Nellie experienced all the horrors of the asylum first hand. The food consisted of gruel broth, spoiled beef, bread that was really just dried dough, and dirty undrinkable water. The dangerous patients were tied together with ropes. Nellie witnessed one gray haired woman being grabbed and dragged by the
hair as she shrieked and pleaded from the room, "For God's sake, ladies,
don't let them beat me." All the patients were made to sit for much of the day on hard benches with no protection from the cold. Waste was all around the eating areas. Rats crawled freely throughout the hospital. The bath water was freezing cold. Patients were treated obnoxiously and abusively by nurses telling them to shut up and beating then if they did not.
Nellie spoke with many of her fellow patients and was convinced that some were as sane as she was. She wrote, "What, excepting torture, would produce insanity quicker than this treatment? Here is a class of women sent to be cured. I would like the expert physicians who are condemning me for my action, which has proven their ability, to take a perfectly sane and healthy woman, shut her up and make her sit from 6 a.m. until 9 p.m. on a straight-back bench, do not allow her to talk or move during these hours, give her no reading and let her know nothing of the world or its doings, give her bad food and harsh treatment, and see how long it will take to make her insane. Two months would make her a mental and physical wreck." Nellie also wrote of bath time, "My teeth chattered and my limbs were numb with cold. Suddenly, I got three buckets of ice cold water dumped over my head. One in my eyes, nose and mouth."

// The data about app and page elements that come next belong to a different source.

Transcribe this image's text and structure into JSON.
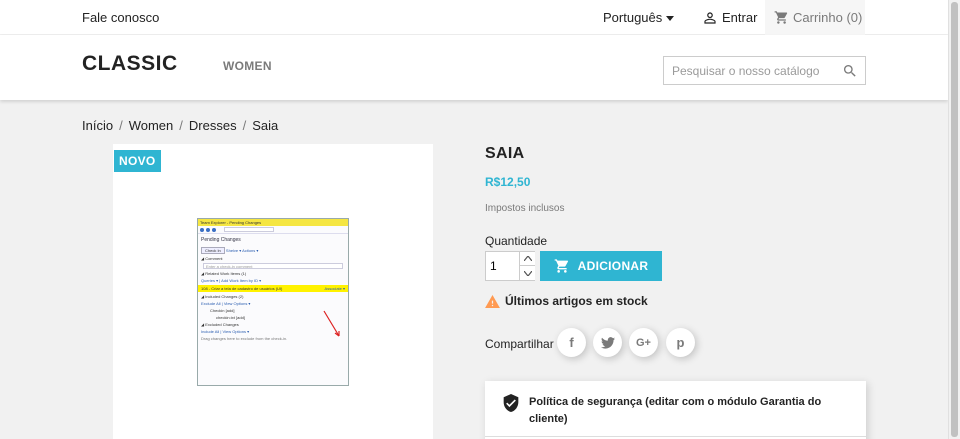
{
  "topbar": {
    "contact": "Fale conosco",
    "language": "Português",
    "login": "Entrar",
    "cart": "Carrinho (0)"
  },
  "header": {
    "logo": "CLASSIC",
    "menu": [
      "WOMEN"
    ],
    "search_placeholder": "Pesquisar o nosso catálogo"
  },
  "breadcrumb": [
    "Início",
    "Women",
    "Dresses",
    "Saia"
  ],
  "product": {
    "badge": "NOVO",
    "title": "SAIA",
    "price": "R$12,50",
    "tax": "Impostos inclusos",
    "quantity_label": "Quantidade",
    "quantity_value": "1",
    "add_button": "ADICIONAR",
    "stock_message": "Últimos artigos em stock",
    "share_label": "Compartilhar",
    "social": [
      "f",
      "t",
      "G+",
      "p"
    ],
    "policy": "Política de segurança (editar com o módulo Garantia do cliente)"
  },
  "embedded_screenshot": {
    "titlebar": "Team Explorer - Pending Changes",
    "search": "Search Work Items (Ctrl+')",
    "heading": "Pending Changes",
    "checkin_button": "Check In",
    "actions": "Shelve ▾   Actions ▾",
    "comment_section": "◢ Comment",
    "comment_placeholder": "Enter a check-in comment",
    "related_section": "◢ Related Work Items (1)",
    "related_links": "Queries ▾ | Add Work Item by ID ▾",
    "work_item": "108 - Criar a tela de cadastro de usuários (UI)",
    "associate": "Associate ▾",
    "included_section": "◢ Included Changes (2)",
    "included_links": "Exclude All | View Options ▾",
    "file_checkin": "Checkin [add]",
    "file_checkin_txt": "checkin.txt [add]",
    "excluded_section": "◢ Excluded Changes",
    "excluded_links": "Include All | View Options ▾",
    "excluded_hint": "Drag changes here to exclude from the check-in."
  },
  "colors": {
    "accent": "#2fb5d2",
    "warning": "#ff9a52",
    "text": "#232323",
    "muted": "#7a7a7a"
  }
}
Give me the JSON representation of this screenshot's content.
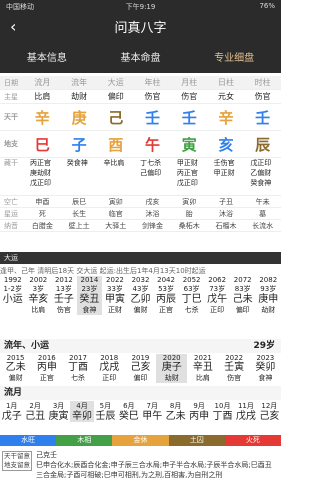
{
  "status": {
    "carrier": "中国移动",
    "time": "下午9:19",
    "battery": "76%"
  },
  "header": {
    "title": "问真八字",
    "back": "‹"
  },
  "tabs": [
    "基本信息",
    "基本命盘",
    "专业细盘"
  ],
  "pillars": {
    "labels": [
      "日期",
      "流月",
      "流年",
      "大运",
      "年柱",
      "月柱",
      "日柱",
      "时柱"
    ],
    "main_label": "主星",
    "gods": [
      "比肩",
      "劫财",
      "偏印",
      "伤官",
      "伤官",
      "元女",
      "伤官"
    ],
    "tg_label": "天干",
    "tg": [
      "辛",
      "庚",
      "己",
      "壬",
      "壬",
      "辛",
      "壬"
    ],
    "dz_label": "地支",
    "dz": [
      "巳",
      "子",
      "酉",
      "午",
      "寅",
      "亥",
      "辰"
    ],
    "hidden_label": "藏干",
    "hidden": [
      [
        "丙正官",
        "庚劫财",
        "戊正印"
      ],
      [
        "癸食神"
      ],
      [
        "辛比肩"
      ],
      [
        "丁七杀",
        "己偏印"
      ],
      [
        "甲正财",
        "丙正官",
        "戊正印"
      ],
      [
        "壬伤官",
        "甲正财"
      ],
      [
        "戊正印",
        "乙偏财",
        "癸食神"
      ]
    ],
    "kongwang_label": "空亡",
    "kongwang": [
      "申酉",
      "辰巳",
      "寅卯",
      "戌亥",
      "寅卯",
      "子丑",
      "午未"
    ],
    "xingyun_label": "星运",
    "xingyun": [
      "死",
      "长生",
      "临官",
      "沐浴",
      "胎",
      "沐浴",
      "墓"
    ],
    "nayin_label": "纳音",
    "nayin": [
      "白腊金",
      "壁上土",
      "大驿土",
      "剑锋金",
      "桑柘木",
      "石榴木",
      "长流水"
    ]
  },
  "banner": "大运",
  "luck": {
    "line": "逢甲、己年 清明后18天 交大运 起运:出生后1年4月13天10时起运",
    "years": [
      "1992",
      "2002",
      "2012",
      "2014",
      "2022",
      "2032",
      "2042",
      "2052",
      "2062",
      "2072",
      "2082"
    ],
    "ages": [
      "1-2岁",
      "3岁",
      "13岁",
      "23岁",
      "33岁",
      "43岁",
      "53岁",
      "63岁",
      "73岁",
      "83岁",
      "93岁"
    ],
    "row1": [
      "小运",
      "辛亥",
      "壬子",
      "癸丑",
      "甲寅",
      "乙卯",
      "丙辰",
      "丁巳",
      "戊午",
      "己未",
      "庚申"
    ],
    "row2": [
      "",
      "比肩",
      "伤官",
      "食神",
      "正财",
      "偏财",
      "正官",
      "七杀",
      "正印",
      "偏印",
      "劫财"
    ],
    "liunian_label": "流年、小运",
    "age_right": "29岁",
    "ln_years": [
      "2015",
      "2016",
      "2017",
      "2018",
      "2019",
      "2020",
      "2021",
      "2022",
      "2023"
    ],
    "ln1": [
      "乙未",
      "丙申",
      "丁酉",
      "戊戌",
      "己亥",
      "庚子",
      "辛丑",
      "壬寅",
      "癸卯"
    ],
    "ln2": [
      "偏财",
      "正官",
      "七杀",
      "正印",
      "偏印",
      "劫财",
      "比肩",
      "伤官",
      "食神"
    ]
  },
  "liuyue": {
    "label": "流月",
    "months": [
      "1月",
      "2月",
      "3月",
      "4月",
      "5月",
      "6月",
      "7月",
      "8月",
      "9月",
      "10月",
      "11月",
      "12月"
    ],
    "gz": [
      "戊子",
      "己丑",
      "庚寅",
      "辛卯",
      "壬辰",
      "癸巳",
      "甲午",
      "乙未",
      "丙申",
      "丁酉",
      "戊戌",
      "己亥"
    ]
  },
  "five": [
    {
      "name": "水旺",
      "color": "#2f80ed"
    },
    {
      "name": "木相",
      "color": "#43a047"
    },
    {
      "name": "金休",
      "color": "#e6a23c"
    },
    {
      "name": "土囚",
      "color": "#8a6b2d"
    },
    {
      "name": "火死",
      "color": "#e53935"
    }
  ],
  "info": {
    "side": "天干留意 地支留意",
    "line1": "己克壬",
    "line2": "巳申合化水;辰酉合化金;申子辰三合水局;申子半合水局;子辰半合水局;巳酉丑三合金局;子酉可相破;巳申可相刑,为之刑,百相害,为自刑之刑"
  }
}
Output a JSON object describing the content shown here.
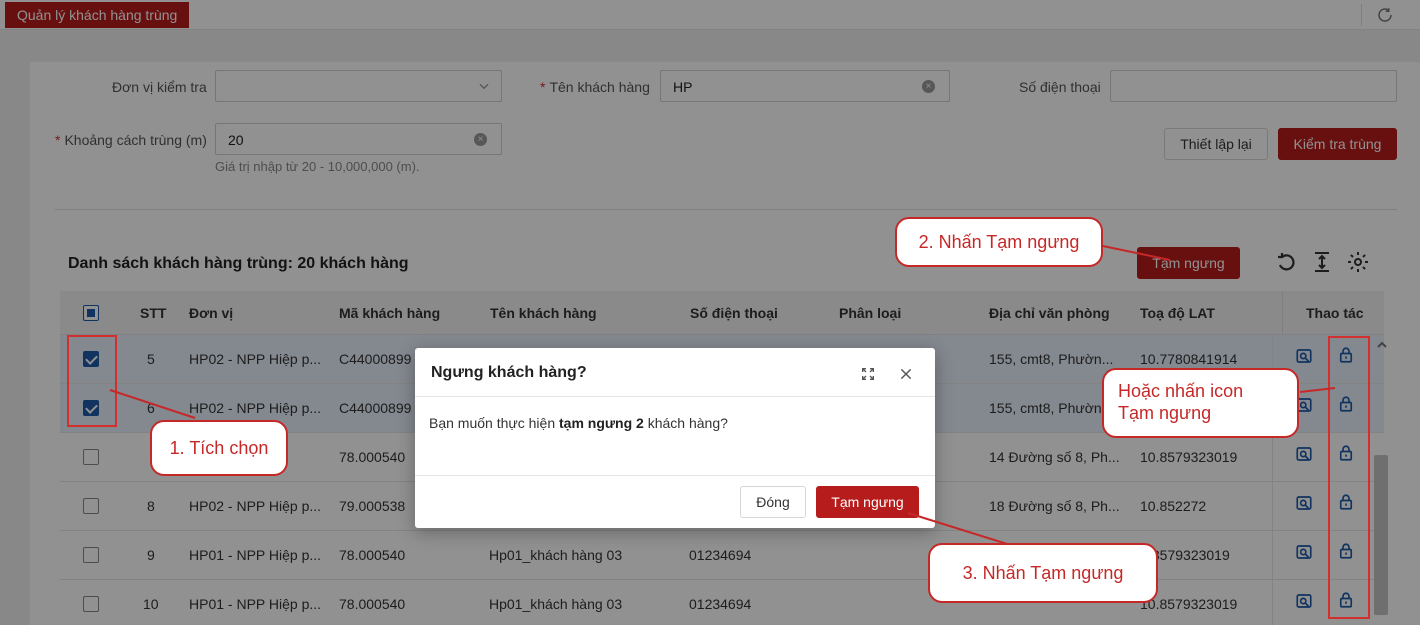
{
  "tab": {
    "active_label": "Quản lý khách hàng trùng"
  },
  "filters": {
    "don_vi_label": "Đơn vị kiểm tra",
    "don_vi_value": "",
    "ten_kh_label": "Tên khách hàng",
    "ten_kh_value": "HP",
    "sdt_label": "Số điện thoại",
    "sdt_value": "",
    "khoang_cach_label": "Khoảng cách trùng (m)",
    "khoang_cach_value": "20",
    "khoang_cach_hint": "Giá trị nhập từ 20 - 10,000,000 (m).",
    "required_mark": "*",
    "reset_label": "Thiết lập lại",
    "check_label": "Kiểm tra trùng"
  },
  "list": {
    "title": "Danh sách khách hàng trùng: 20 khách hàng",
    "suspend_label": "Tạm ngưng",
    "columns": [
      "STT",
      "Đơn vị",
      "Mã khách hàng",
      "Tên khách hàng",
      "Số điện thoại",
      "Phân loại",
      "Địa chỉ văn phòng",
      "Toạ độ LAT",
      "Thao tác"
    ],
    "rows": [
      {
        "checked": true,
        "stt": "5",
        "don_vi": "HP02 - NPP Hiệp p...",
        "ma_kh": "C44000899",
        "ten_kh": "",
        "sdt": "",
        "phan_loai": "",
        "dia_chi": "155, cmt8, Phườn...",
        "lat": "10.7780841914"
      },
      {
        "checked": true,
        "stt": "6",
        "don_vi": "HP02 - NPP Hiệp p...",
        "ma_kh": "C44000899",
        "ten_kh": "",
        "sdt": "",
        "phan_loai": "",
        "dia_chi": "155, cmt8, Phườn",
        "lat": ""
      },
      {
        "checked": false,
        "stt": "",
        "don_vi": "",
        "ma_kh": "78.000540",
        "ten_kh": "",
        "sdt": "",
        "phan_loai": "",
        "dia_chi": "14 Đường số 8, Ph...",
        "lat": "10.8579323019"
      },
      {
        "checked": false,
        "stt": "8",
        "don_vi": "HP02 - NPP Hiệp p...",
        "ma_kh": "79.000538",
        "ten_kh": "",
        "sdt": "",
        "phan_loai": "",
        "dia_chi": "18 Đường số 8, Ph...",
        "lat": "10.852272"
      },
      {
        "checked": false,
        "stt": "9",
        "don_vi": "HP01 - NPP Hiệp p...",
        "ma_kh": "78.000540",
        "ten_kh": "Hp01_khách hàng 03",
        "sdt": "01234694",
        "phan_loai": "",
        "dia_chi": "",
        "lat": ".8579323019"
      },
      {
        "checked": false,
        "stt": "10",
        "don_vi": "HP01 - NPP Hiệp p...",
        "ma_kh": "78.000540",
        "ten_kh": "Hp01_khách hàng 03",
        "sdt": "01234694",
        "phan_loai": "",
        "dia_chi": "",
        "lat": "10.8579323019"
      }
    ]
  },
  "dialog": {
    "title": "Ngưng khách hàng?",
    "msg_pre": "Bạn muốn thực hiện",
    "msg_bold": "tạm ngưng 2",
    "msg_post": "khách hàng?",
    "close_label": "Đóng",
    "confirm_label": "Tạm ngưng"
  },
  "callouts": {
    "step1": "1. Tích chọn",
    "step2": "2. Nhấn Tạm ngưng",
    "step3": "3. Nhấn Tạm ngưng",
    "alt_line1": "Hoặc nhấn icon",
    "alt_line2": "Tạm ngưng"
  },
  "colors": {
    "brand": "#b71c1c",
    "annotation": "#c62828",
    "icon": "#1e5aa8"
  }
}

At the end of the ten days an attorney for the newspaper came and got Nellie released from the asylum at The World's behest. Her reporting, which was later published in book form titled "Ten Days in a Mad House," brought Nellie her lasting fame. It also caused embarrassment to the physicians and staff of the hospital who would try to explain how so many professionals had been fooled. A grand jury launched its own investigation into conditions at the asylum, and asked Nellie to assist. The jury's report recommended the changes she had proposed, and its call for increased funds for care of the insane prompted an $850,000 increase in the budget of the Department of Public Charities and Corrections. They also made sure the future examinations were more thorough so that only the seriously ill actually went to the asylum.